The Federal Reserve’s policy committee reaffirmed its cautious approach to raising interest rates after voting in unison against the measure in January.
Minutes from the January meeting reveal that the majority of the committee were wary of hiking rates too soon and hampering growth in the US economy.
However, the group was less unified on its strategy for when it eventually raises interest rates beyond their current 0-0.25 per cent level.
The minutes noted:
Many participants indicated that their assessment of the balance of risks associated with the timing of the beginning of policy normalization had inclined them toward keeping the federal funds rate at its effective lower bound for a longer time.
Debate amongst members focused around when would be the ideal time to adjust rates.
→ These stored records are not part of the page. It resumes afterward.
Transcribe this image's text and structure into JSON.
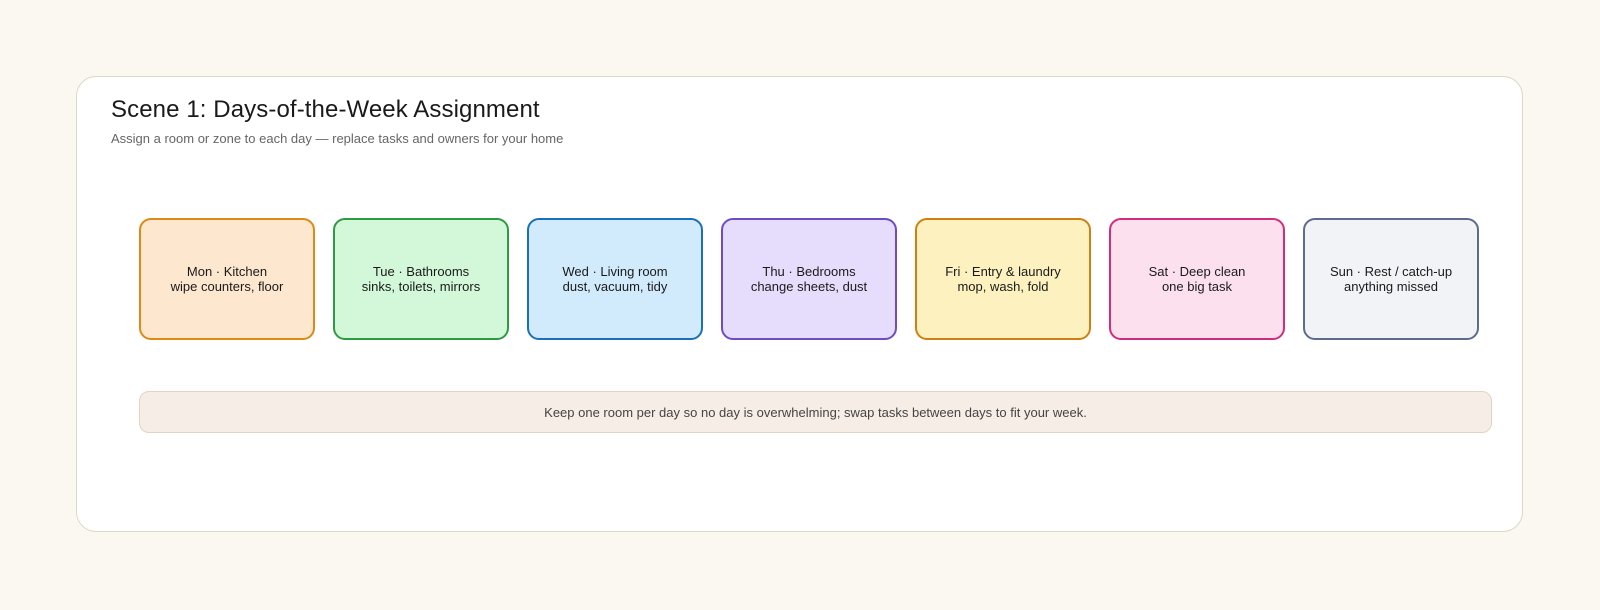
{
  "header": {
    "title": "Scene 1: Days-of-the-Week Assignment",
    "subtitle": "Assign a room or zone to each day — replace tasks and owners for your home"
  },
  "days": [
    {
      "label": "Mon · Kitchen",
      "tasks": "wipe counters, floor",
      "fill": "#fde7cf",
      "border": "#dc8a14"
    },
    {
      "label": "Tue · Bathrooms",
      "tasks": "sinks, toilets, mirrors",
      "fill": "#d3f8d9",
      "border": "#2f9a44"
    },
    {
      "label": "Wed · Living room",
      "tasks": "dust, vacuum, tidy",
      "fill": "#d1ebfc",
      "border": "#1b6fb8"
    },
    {
      "label": "Thu · Bedrooms",
      "tasks": "change sheets, dust",
      "fill": "#e6dcfc",
      "border": "#6f4bc4"
    },
    {
      "label": "Fri · Entry & laundry",
      "tasks": "mop, wash, fold",
      "fill": "#fdf2bf",
      "border": "#d07f12"
    },
    {
      "label": "Sat · Deep clean",
      "tasks": "one big task",
      "fill": "#fde0ee",
      "border": "#d12c7e"
    },
    {
      "label": "Sun · Rest / catch-up",
      "tasks": "anything missed",
      "fill": "#f1f3f6",
      "border": "#5d6c88"
    }
  ],
  "note": "Keep one room per day so no day is overwhelming; swap tasks between days to fit your week."
}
A number argued that they would need to see further improvement in labour market conditions and growth in activity before beginning policy normalization.
“Several” members also claimed that a late rise could lead to high inflation while “some” are said rates have already been kept low for a sufficient amount of time.
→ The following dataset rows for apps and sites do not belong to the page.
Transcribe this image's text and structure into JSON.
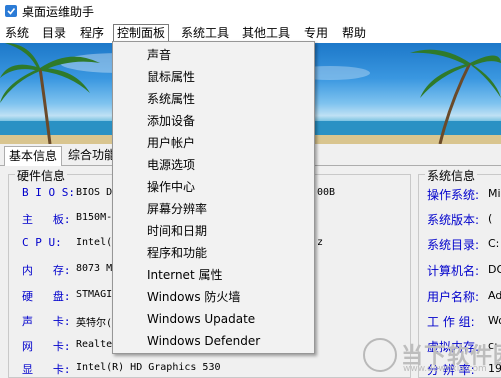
{
  "window": {
    "title": "桌面运维助手"
  },
  "menubar": {
    "items": [
      "系统",
      "目录",
      "程序",
      "控制面板",
      "系统工具",
      "其他工具",
      "专用",
      "帮助"
    ],
    "active_index": 3
  },
  "tabs": [
    "基本信息",
    "综合功能"
  ],
  "hardware": {
    "title": "硬件信息",
    "rows": [
      {
        "label": "B I O S:",
        "value": "BIOS D"
      },
      {
        "label": "主   板:",
        "value": "B150M-"
      },
      {
        "label": "C P U:",
        "value": "Intel("
      },
      {
        "label": "内   存:",
        "value": "8073 M"
      },
      {
        "label": "硬   盘:",
        "value": "STMAGI"
      },
      {
        "label": "声   卡:",
        "value": "英特尔("
      },
      {
        "label": "网   卡:",
        "value": "Realte"
      },
      {
        "label": "显   卡:",
        "value": "Intel(R) HD Graphics 530"
      }
    ],
    "fragments": [
      "00B",
      "z"
    ]
  },
  "system": {
    "title": "系统信息",
    "rows": [
      {
        "label": "操作系统:",
        "value": "Mi"
      },
      {
        "label": "系统版本:",
        "value": "("
      },
      {
        "label": "系统目录:",
        "value": "C:"
      },
      {
        "label": "计算机名:",
        "value": "DO"
      },
      {
        "label": "用户名称:",
        "value": "Ad"
      },
      {
        "label": "工 作 组:",
        "value": "Wo"
      },
      {
        "label": "虚拟内存:",
        "value": "c:"
      },
      {
        "label": "分 辨 率:",
        "value": "19"
      }
    ]
  },
  "control_panel_menu": [
    "声音",
    "鼠标属性",
    "系统属性",
    "添加设备",
    "用户帐户",
    "电源选项",
    "操作中心",
    "屏幕分辨率",
    "时间和日期",
    "程序和功能",
    "Internet 属性",
    "Windows 防火墙",
    "Windows Upadate",
    "Windows Defender"
  ],
  "watermark": {
    "text": "当下软件园",
    "url": "www.downxia.com"
  },
  "colors": {
    "label_blue": "#0000cc",
    "menu_bg": "#f2f2f2",
    "panel_bg": "#f0f0f0"
  }
}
The Fed argued that falling oil prices could boost consumer spending:
Recent declines in oil prices, which had boosted household purchasing power, were among the factors likely to underpin consumer spending in coming months; other factors cited as supporting household spending included low interest rates, easing credit standards, and continued gains in employment and income.